Part of a WFI spectral image showing NGC 346 and its vicinity. The sources appear elongated due their spectral nature. North is at the top, west to the right. The broad black vertical line is due to a gap between CCDs in the WFI mosaic. Arrows with numbers identify most of the emission-line stars, which can be found in Table A.1. This figure shows that the slitless spectroscopy allows to find circumstellar (CS) emission-line stars while slit-spectroscopy cannot disentangle CS and nebular emission lines in diffuse emission nebulae. According to Hennekemper et al. (2008), there are many pre main sequence T Tauri stars in the central regions of the cluster. But they are too faint to be detected here.

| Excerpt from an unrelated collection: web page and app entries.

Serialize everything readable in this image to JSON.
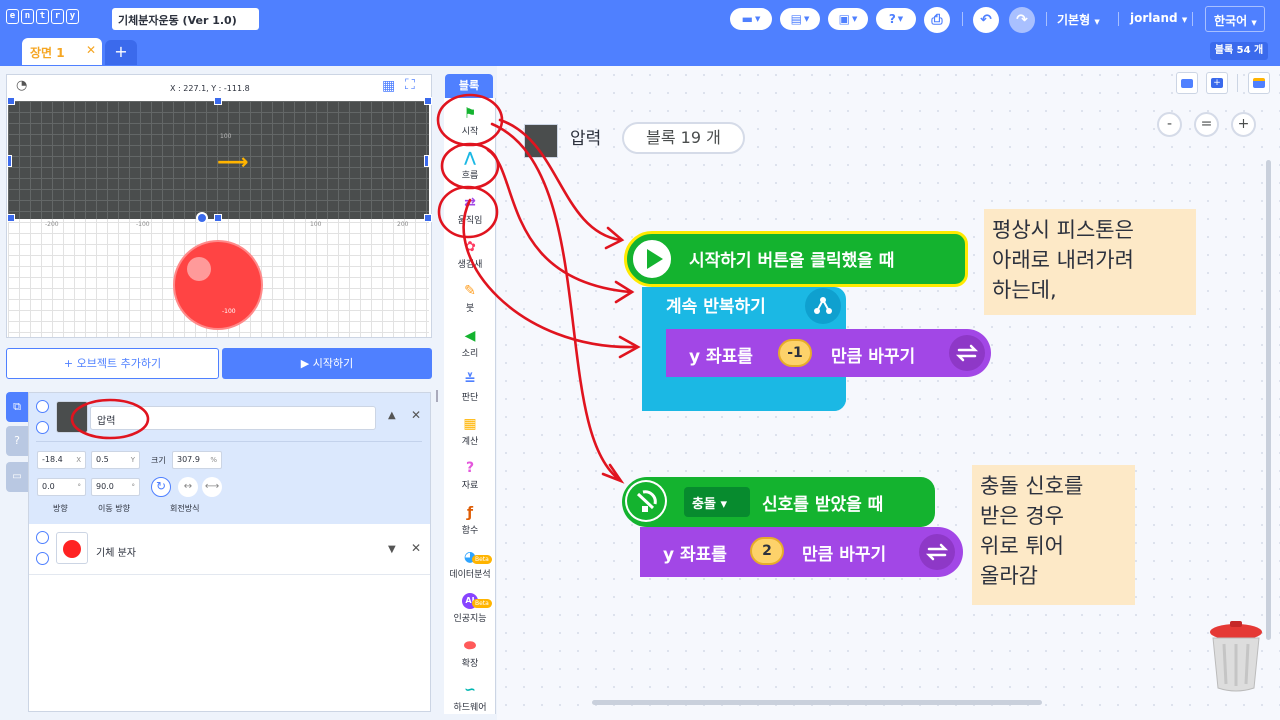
{
  "header": {
    "logo_letters": [
      "e",
      "n",
      "t",
      "r",
      "y"
    ],
    "project_title": "기체분자운동 (Ver 1.0)",
    "mode_label": "기본형",
    "user_label": "jorland",
    "language_label": "한국어",
    "help_label": "?"
  },
  "scene_tabs": {
    "scene_label": "장면 1",
    "close": "✕",
    "add": "+",
    "block_count": "블록 54 개"
  },
  "stage": {
    "coords_label": "X : 227.1,  Y : -111.8",
    "tick_labels": [
      "-200",
      "-100",
      "100",
      "200",
      "100",
      "-100"
    ],
    "add_object_label": "+ 오브젝트 추가하기",
    "start_label": "▶ 시작하기"
  },
  "object_panel": {
    "objects": [
      {
        "name": "압력",
        "x": "-18.4",
        "x_unit": "X",
        "y": "0.5",
        "y_unit": "Y",
        "size_label": "크기",
        "size": "307.9",
        "size_unit": "%",
        "direction": "0.0",
        "direction_unit": "°",
        "move_direction": "90.0",
        "move_direction_unit": "°",
        "direction_label": "방향",
        "move_direction_label": "이동 방향",
        "rotation_label": "회전방식"
      },
      {
        "name": "기체 분자"
      }
    ]
  },
  "categories": {
    "tab_label": "블록",
    "items": [
      {
        "label": "시작",
        "icon": "flag-icon",
        "color": "#14b32f"
      },
      {
        "label": "흐름",
        "icon": "flow-icon",
        "color": "#1bb8e4"
      },
      {
        "label": "움직임",
        "icon": "move-icon",
        "color": "#a247e6"
      },
      {
        "label": "생김새",
        "icon": "looks-icon",
        "color": "#ff3a61"
      },
      {
        "label": "붓",
        "icon": "brush-icon",
        "color": "#ff9e20"
      },
      {
        "label": "소리",
        "icon": "sound-icon",
        "color": "#14b32f"
      },
      {
        "label": "판단",
        "icon": "judgement-icon",
        "color": "#4f80ff"
      },
      {
        "label": "계산",
        "icon": "calc-icon",
        "color": "#ffb400"
      },
      {
        "label": "자료",
        "icon": "data-icon",
        "color": "#e457dc"
      },
      {
        "label": "함수",
        "icon": "function-icon",
        "color": "#de5c04"
      },
      {
        "label": "데이터분석",
        "icon": "analysis-icon",
        "color": "#2ea4ff",
        "badge": "Beta"
      },
      {
        "label": "인공지능",
        "icon": "ai-icon",
        "color": "#8844ff",
        "badge": "Beta"
      },
      {
        "label": "확장",
        "icon": "extension-icon",
        "color": "#ff5a5a"
      },
      {
        "label": "하드웨어",
        "icon": "hardware-icon",
        "color": "#00b6b1"
      }
    ]
  },
  "workspace": {
    "object_name": "압력",
    "block_count": "블록 19 개",
    "zoom": [
      "-",
      "=",
      "+"
    ],
    "blocks": {
      "when_start": "시작하기 버튼을 클릭했을 때",
      "repeat_forever": "계속 반복하기",
      "change_y_1_prefix": "y 좌표를",
      "change_y_1_value": "-1",
      "change_y_1_suffix": "만큼 바꾸기",
      "when_signal_option": "충돌",
      "when_signal_suffix": "신호를 받았을 때",
      "change_y_2_prefix": "y 좌표를",
      "change_y_2_value": "2",
      "change_y_2_suffix": "만큼 바꾸기"
    },
    "notes": [
      [
        "평상시 피스톤은",
        "아래로 내려가려",
        "하는데,"
      ],
      [
        "충돌 신호를",
        "받은 경우",
        "위로 튀어",
        "올라감"
      ]
    ]
  },
  "colors": {
    "brand": "#4f80ff",
    "start_green": "#14b32f",
    "flow_blue": "#1bb8e4",
    "move_purple": "#a247e6",
    "annotation_red": "#e0141f",
    "note_bg": "#fde9c7"
  }
}
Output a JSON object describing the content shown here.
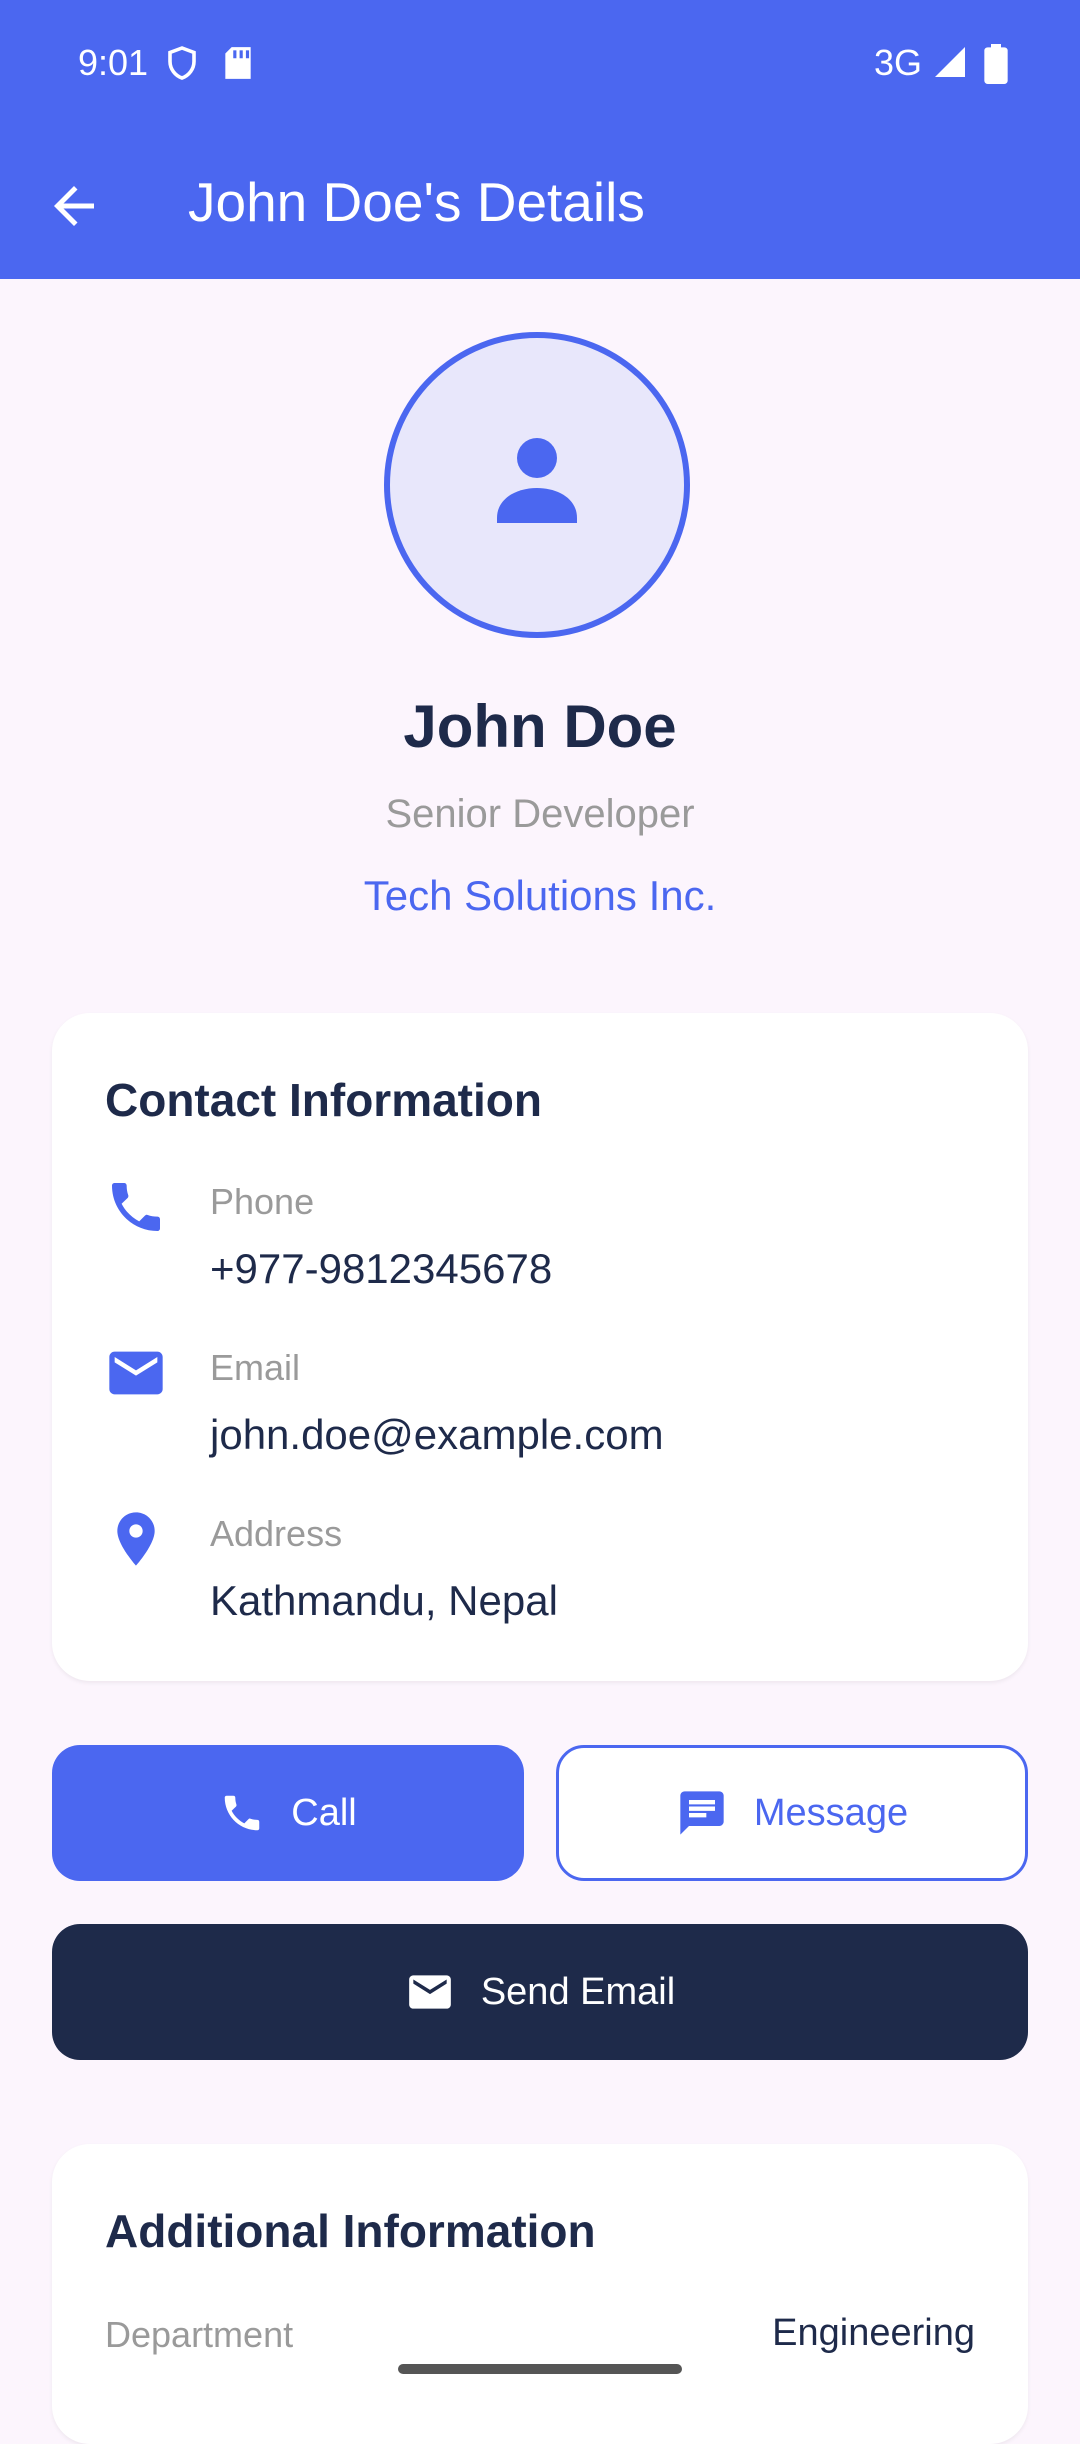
{
  "status_bar": {
    "time": "9:01",
    "network": "3G"
  },
  "app_bar": {
    "title": "John Doe's Details"
  },
  "profile": {
    "name": "John Doe",
    "role": "Senior Developer",
    "company": "Tech Solutions Inc."
  },
  "contact": {
    "title": "Contact Information",
    "rows": [
      {
        "label": "Phone",
        "value": "+977-9812345678",
        "icon": "phone-icon"
      },
      {
        "label": "Email",
        "value": "john.doe@example.com",
        "icon": "email-icon"
      },
      {
        "label": "Address",
        "value": "Kathmandu, Nepal",
        "icon": "location-pin-icon"
      }
    ]
  },
  "actions": {
    "call_label": "Call",
    "message_label": "Message",
    "email_label": "Send Email"
  },
  "additional": {
    "title": "Additional Information",
    "rows": [
      {
        "label": "Department",
        "value": "Engineering"
      }
    ]
  },
  "colors": {
    "primary": "#4B67F0",
    "dark": "#1E2A4A",
    "background": "#FCF5FD",
    "muted": "#9A9A9A"
  }
}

Open with DEXTER
In the text

  \begin{figure}
\par\begin{tabular}{cc}
\par\includegraphics[angle=-90, width=8.6...
...cludegraphics[angle=-90, width=8.6cm]{11672f34.ps}\\
\end{tabular}
\end{figure} Figure D.1:

Dereddened colour (B-V)0, absolute magnitude Mv diagrams for open clusters in the SMC with at least 10 stars and at least 1 emission-line star (red filled circle) or candidate emission-line star (red opened circle). Normal stars appear as black ``+''. The identification of each open cluster is given in the top right corner.

Open with DEXTER
In the text

  \begin{figure}
\par\begin{tabular}{cc}
\par\includegraphics[angle=-90, width=8.7...
...angle=-90, width=8.7cm]{11672f42.ps}\\
\end{tabular}
\vspace*{1cm}
\end{figure} Figure D.2:

Same caption as for Fig. D.1.

Open with DEXTER
In the text

  \begin{figure}
\par\begin{tabular}{cc}
\par\includegraphics[angle=-90, width=8.6...
...angle=-90, width=8.6cm]{11672f50.ps}\\
\end{tabular}
\vspace*{1cm}
\end{figure} Figure D.3:

Same caption as for Fig. D.1.

Open with DEXTER
In the text

  \begin{figure}
\par\begin{tabular}{cc}
\includegraphics[angle=-90, width=8.6cm]...
...ngle=-90, width=8.6cm]{11672f58.ps}\\
\end{tabular}
\vspace*{1cm}
\end{figure} Figure D.4:

Same caption as for Fig. D.1.

Open with DEXTER
In the text

  \begin{figure}
\begin{tabular}{cc}
\par\includegraphics[angle=-90, width=8.6cm]{...
...[angle=-90, width=8.6cm]{11672f66.ps}\\
\end{tabular}\vspace*{1cm}
\end{figure} Figure D.5:

Same caption as for Fig. D.1.

Open with DEXTER
In the text

  \begin{figure}
\begin{tabular}{cc}
\par\includegraphics[angle=-90, width=8.6cm]{...
...[angle=-90, width=8.6cm]{11672f74.ps}\\
\end{tabular}\vspace*{1cm}
\end{figure} Figure D.6:

Same caption as for Fig. D.1.

Open with DEXTER
In the text

  \begin{figure}
\begin{tabular}{cc}
\par\includegraphics[angle=-90, width=8.8cm]{...
...angle=-90, width=8.8cm]{11672f80.ps}\\
\end{tabular}
\vspace*{7cm}
\end{figure} Figure D.7:

Same caption as for Fig. D.1.

Open with DEXTER
In the text

  \begin{figure}
\begin{tabular}{cc}
\par\includegraphics[angle=-90, width=8.8cm]{...
...degraphics[angle=-90, width=8.8cm]{11672f83.ps} & \\
\end{tabular}
\end{figure} Figure D.8:

Same caption as for Fig. D.1.

Open with DEXTER
In the text


Copyright ESO 2010

Current usage metrics show cumulative count of Article Views (full-text article views including HTML views, PDF and ePub downloads, according to the available data) and Abstracts Views on Vision4Press platform.

Data correspond to usage on the plateform after 2015. The current usage metrics is available 48-96 hours after online publication and is updated daily on week days.

Initial download of the metrics may take a while.